◆ What is being asked
Would you please give every entry again exactly, without the pictures?

◆ Input data
*-*-*
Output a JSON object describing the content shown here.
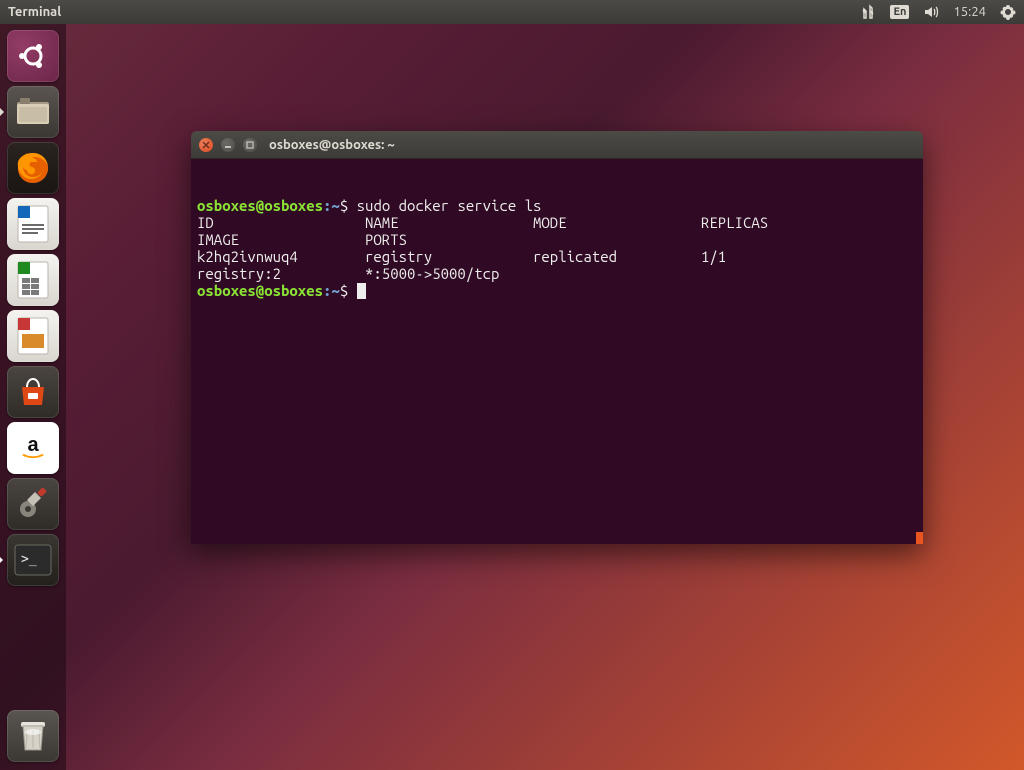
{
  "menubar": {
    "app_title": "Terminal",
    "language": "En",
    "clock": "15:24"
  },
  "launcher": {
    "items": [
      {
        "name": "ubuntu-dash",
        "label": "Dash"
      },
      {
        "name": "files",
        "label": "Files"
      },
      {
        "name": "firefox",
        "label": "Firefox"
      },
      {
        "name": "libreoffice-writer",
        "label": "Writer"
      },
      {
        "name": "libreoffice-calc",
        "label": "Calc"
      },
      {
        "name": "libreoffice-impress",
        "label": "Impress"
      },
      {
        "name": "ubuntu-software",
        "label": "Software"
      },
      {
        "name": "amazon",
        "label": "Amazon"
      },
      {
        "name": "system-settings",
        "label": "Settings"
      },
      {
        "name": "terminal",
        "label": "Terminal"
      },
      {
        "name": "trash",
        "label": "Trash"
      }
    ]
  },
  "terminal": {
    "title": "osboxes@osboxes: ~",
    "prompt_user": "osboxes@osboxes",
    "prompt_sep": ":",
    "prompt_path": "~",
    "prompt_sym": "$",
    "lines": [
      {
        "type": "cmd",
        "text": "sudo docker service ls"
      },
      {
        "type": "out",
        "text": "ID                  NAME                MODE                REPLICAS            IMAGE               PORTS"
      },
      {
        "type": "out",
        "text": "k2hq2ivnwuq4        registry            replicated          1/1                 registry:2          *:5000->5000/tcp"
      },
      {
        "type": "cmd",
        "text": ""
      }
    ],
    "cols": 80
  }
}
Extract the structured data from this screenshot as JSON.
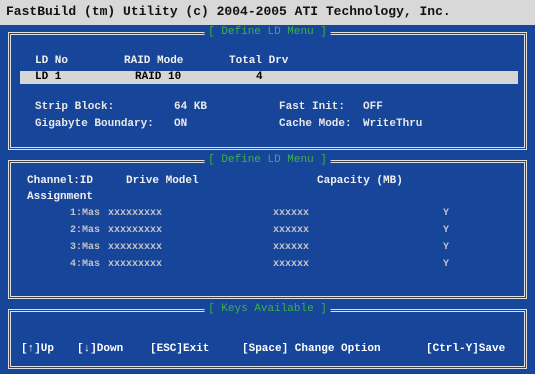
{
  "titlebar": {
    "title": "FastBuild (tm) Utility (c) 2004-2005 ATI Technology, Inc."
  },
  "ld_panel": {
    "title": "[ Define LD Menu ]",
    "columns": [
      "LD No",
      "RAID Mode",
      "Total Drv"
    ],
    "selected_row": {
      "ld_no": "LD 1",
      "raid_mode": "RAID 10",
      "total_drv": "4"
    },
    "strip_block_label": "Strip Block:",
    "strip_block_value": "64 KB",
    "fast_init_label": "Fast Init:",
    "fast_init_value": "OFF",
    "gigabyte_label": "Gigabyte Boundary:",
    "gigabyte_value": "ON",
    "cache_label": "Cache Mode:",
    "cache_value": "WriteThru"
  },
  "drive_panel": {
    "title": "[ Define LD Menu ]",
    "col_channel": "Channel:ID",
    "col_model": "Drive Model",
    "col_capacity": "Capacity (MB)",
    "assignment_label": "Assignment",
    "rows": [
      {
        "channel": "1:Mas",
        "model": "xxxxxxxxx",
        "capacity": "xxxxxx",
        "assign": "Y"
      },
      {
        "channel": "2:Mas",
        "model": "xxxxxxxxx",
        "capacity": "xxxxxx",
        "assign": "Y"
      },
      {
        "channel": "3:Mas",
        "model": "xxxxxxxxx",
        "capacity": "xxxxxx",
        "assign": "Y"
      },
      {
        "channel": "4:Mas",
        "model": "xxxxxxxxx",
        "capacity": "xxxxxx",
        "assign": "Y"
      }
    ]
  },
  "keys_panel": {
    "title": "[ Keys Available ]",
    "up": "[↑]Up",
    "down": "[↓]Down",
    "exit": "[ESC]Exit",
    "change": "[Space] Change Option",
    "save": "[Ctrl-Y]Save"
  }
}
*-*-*
◆ Response for this exercise
Output a JSON object describing the content shown here.
{
  "menubar": {
    "app_title": "Terminal",
    "language": "En",
    "clock": "15:24"
  },
  "launcher": {
    "items": [
      {
        "name": "ubuntu-dash",
        "label": "Dash"
      },
      {
        "name": "files",
        "label": "Files"
      },
      {
        "name": "firefox",
        "label": "Firefox"
      },
      {
        "name": "libreoffice-writer",
        "label": "Writer"
      },
      {
        "name": "libreoffice-calc",
        "label": "Calc"
      },
      {
        "name": "libreoffice-impress",
        "label": "Impress"
      },
      {
        "name": "ubuntu-software",
        "label": "Software"
      },
      {
        "name": "amazon",
        "label": "Amazon"
      },
      {
        "name": "system-settings",
        "label": "Settings"
      },
      {
        "name": "terminal",
        "label": "Terminal"
      },
      {
        "name": "trash",
        "label": "Trash"
      }
    ]
  },
  "terminal": {
    "title": "osboxes@osboxes: ~",
    "prompt_user": "osboxes@osboxes",
    "prompt_sep": ":",
    "prompt_path": "~",
    "prompt_sym": "$",
    "lines": [
      {
        "type": "cmd",
        "text": "sudo docker service ls"
      },
      {
        "type": "out",
        "text": "ID                  NAME                MODE                REPLICAS            IMAGE               PORTS"
      },
      {
        "type": "out",
        "text": "k2hq2ivnwuq4        registry            replicated          1/1                 registry:2          *:5000->5000/tcp"
      },
      {
        "type": "cmd",
        "text": ""
      }
    ],
    "cols": 80
  }
}
Extract the structured data from this screenshot as JSON.
{
  "titlebar": {
    "title": "FastBuild (tm) Utility (c) 2004-2005 ATI Technology, Inc."
  },
  "ld_panel": {
    "title": "[ Define LD Menu ]",
    "columns": [
      "LD No",
      "RAID Mode",
      "Total Drv"
    ],
    "selected_row": {
      "ld_no": "LD 1",
      "raid_mode": "RAID 10",
      "total_drv": "4"
    },
    "strip_block_label": "Strip Block:",
    "strip_block_value": "64 KB",
    "fast_init_label": "Fast Init:",
    "fast_init_value": "OFF",
    "gigabyte_label": "Gigabyte Boundary:",
    "gigabyte_value": "ON",
    "cache_label": "Cache Mode:",
    "cache_value": "WriteThru"
  },
  "drive_panel": {
    "title": "[ Define LD Menu ]",
    "col_channel": "Channel:ID",
    "col_model": "Drive Model",
    "col_capacity": "Capacity (MB)",
    "assignment_label": "Assignment",
    "rows": [
      {
        "channel": "1:Mas",
        "model": "xxxxxxxxx",
        "capacity": "xxxxxx",
        "assign": "Y"
      },
      {
        "channel": "2:Mas",
        "model": "xxxxxxxxx",
        "capacity": "xxxxxx",
        "assign": "Y"
      },
      {
        "channel": "3:Mas",
        "model": "xxxxxxxxx",
        "capacity": "xxxxxx",
        "assign": "Y"
      },
      {
        "channel": "4:Mas",
        "model": "xxxxxxxxx",
        "capacity": "xxxxxx",
        "assign": "Y"
      }
    ]
  },
  "keys_panel": {
    "title": "[ Keys Available ]",
    "up": "[↑]Up",
    "down": "[↓]Down",
    "exit": "[ESC]Exit",
    "change": "[Space] Change Option",
    "save": "[Ctrl-Y]Save"
  }
}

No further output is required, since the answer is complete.